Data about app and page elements
==============================

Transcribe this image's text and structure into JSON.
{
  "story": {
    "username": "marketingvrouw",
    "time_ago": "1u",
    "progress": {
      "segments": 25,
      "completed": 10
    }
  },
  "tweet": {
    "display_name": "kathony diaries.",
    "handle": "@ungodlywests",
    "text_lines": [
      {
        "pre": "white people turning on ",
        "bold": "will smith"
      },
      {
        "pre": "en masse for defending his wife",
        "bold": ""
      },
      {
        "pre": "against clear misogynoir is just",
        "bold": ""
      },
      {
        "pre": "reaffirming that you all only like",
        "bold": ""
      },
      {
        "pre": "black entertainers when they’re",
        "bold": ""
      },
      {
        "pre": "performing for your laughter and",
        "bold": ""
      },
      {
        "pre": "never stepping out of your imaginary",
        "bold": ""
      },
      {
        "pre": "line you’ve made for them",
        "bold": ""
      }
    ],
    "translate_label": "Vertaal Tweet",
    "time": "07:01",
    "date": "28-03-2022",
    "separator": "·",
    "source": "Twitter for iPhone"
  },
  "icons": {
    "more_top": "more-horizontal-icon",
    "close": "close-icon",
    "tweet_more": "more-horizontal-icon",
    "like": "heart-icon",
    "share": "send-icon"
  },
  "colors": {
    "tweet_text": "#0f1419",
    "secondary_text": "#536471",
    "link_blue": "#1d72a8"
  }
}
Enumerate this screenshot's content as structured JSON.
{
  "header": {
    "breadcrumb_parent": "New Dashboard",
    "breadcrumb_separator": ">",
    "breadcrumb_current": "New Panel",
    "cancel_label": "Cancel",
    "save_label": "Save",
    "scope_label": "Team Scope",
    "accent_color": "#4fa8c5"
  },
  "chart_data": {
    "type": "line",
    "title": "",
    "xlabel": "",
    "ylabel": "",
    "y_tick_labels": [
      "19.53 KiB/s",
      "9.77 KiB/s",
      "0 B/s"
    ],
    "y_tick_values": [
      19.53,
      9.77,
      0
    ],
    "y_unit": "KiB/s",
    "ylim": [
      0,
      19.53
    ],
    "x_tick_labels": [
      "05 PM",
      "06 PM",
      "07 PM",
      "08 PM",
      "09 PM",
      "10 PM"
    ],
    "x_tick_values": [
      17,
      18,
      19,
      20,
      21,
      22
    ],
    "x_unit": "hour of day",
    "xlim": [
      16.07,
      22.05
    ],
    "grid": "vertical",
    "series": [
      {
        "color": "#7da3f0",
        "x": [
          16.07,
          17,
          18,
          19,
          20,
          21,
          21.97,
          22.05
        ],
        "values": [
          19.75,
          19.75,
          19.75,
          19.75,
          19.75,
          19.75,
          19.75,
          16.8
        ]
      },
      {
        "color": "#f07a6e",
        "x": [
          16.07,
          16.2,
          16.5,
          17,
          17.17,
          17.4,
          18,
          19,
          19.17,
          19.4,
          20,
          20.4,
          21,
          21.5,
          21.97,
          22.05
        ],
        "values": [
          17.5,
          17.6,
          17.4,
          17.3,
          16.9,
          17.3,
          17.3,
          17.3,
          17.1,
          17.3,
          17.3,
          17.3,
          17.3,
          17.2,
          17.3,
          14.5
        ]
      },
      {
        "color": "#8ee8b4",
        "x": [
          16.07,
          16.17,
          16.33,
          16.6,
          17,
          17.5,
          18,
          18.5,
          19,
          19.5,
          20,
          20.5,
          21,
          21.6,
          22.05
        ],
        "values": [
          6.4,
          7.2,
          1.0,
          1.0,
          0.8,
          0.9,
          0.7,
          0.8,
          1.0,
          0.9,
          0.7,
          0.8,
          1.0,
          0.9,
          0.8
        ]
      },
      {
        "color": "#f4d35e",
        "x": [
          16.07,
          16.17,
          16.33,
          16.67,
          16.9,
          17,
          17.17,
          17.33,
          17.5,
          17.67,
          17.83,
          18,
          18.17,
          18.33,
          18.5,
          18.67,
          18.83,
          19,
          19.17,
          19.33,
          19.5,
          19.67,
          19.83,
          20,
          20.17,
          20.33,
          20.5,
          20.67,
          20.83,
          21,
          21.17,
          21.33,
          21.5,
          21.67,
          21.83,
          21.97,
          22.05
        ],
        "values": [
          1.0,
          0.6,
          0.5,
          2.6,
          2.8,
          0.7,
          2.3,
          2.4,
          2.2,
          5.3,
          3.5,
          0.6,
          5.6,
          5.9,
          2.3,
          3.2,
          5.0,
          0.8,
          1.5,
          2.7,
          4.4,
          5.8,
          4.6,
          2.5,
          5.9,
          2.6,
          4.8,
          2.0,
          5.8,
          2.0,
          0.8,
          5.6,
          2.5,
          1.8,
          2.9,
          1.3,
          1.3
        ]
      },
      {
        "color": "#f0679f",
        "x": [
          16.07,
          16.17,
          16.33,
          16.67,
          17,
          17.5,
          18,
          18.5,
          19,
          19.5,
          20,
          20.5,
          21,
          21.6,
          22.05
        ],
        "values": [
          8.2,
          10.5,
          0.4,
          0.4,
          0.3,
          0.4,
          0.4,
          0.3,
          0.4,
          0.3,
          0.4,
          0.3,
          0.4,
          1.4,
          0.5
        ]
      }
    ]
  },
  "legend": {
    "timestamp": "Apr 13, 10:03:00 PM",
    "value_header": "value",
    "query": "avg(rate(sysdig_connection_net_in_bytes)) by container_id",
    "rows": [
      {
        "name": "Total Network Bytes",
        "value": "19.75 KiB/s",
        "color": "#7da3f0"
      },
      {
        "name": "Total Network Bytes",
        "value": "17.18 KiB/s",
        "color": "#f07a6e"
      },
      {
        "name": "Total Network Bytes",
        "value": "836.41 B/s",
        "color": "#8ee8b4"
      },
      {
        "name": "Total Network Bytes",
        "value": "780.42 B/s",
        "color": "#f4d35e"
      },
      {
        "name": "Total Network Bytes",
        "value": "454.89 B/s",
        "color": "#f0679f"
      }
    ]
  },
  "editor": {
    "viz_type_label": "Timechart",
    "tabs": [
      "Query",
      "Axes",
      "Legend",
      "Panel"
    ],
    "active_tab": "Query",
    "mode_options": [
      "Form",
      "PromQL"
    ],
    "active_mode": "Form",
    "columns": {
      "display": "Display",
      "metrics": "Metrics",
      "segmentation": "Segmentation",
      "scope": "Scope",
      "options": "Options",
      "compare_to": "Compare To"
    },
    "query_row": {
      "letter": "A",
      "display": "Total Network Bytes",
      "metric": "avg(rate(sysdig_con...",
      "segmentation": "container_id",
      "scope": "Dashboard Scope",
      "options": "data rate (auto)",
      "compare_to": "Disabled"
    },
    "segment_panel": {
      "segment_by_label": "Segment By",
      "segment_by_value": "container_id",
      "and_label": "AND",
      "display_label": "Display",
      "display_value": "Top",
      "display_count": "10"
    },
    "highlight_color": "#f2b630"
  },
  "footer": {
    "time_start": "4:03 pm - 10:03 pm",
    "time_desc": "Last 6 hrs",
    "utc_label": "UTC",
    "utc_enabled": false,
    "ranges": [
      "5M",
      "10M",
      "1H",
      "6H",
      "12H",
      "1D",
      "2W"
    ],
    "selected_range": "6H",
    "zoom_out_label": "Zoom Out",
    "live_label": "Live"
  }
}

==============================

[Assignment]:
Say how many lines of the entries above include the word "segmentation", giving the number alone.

[Expected answer]:
2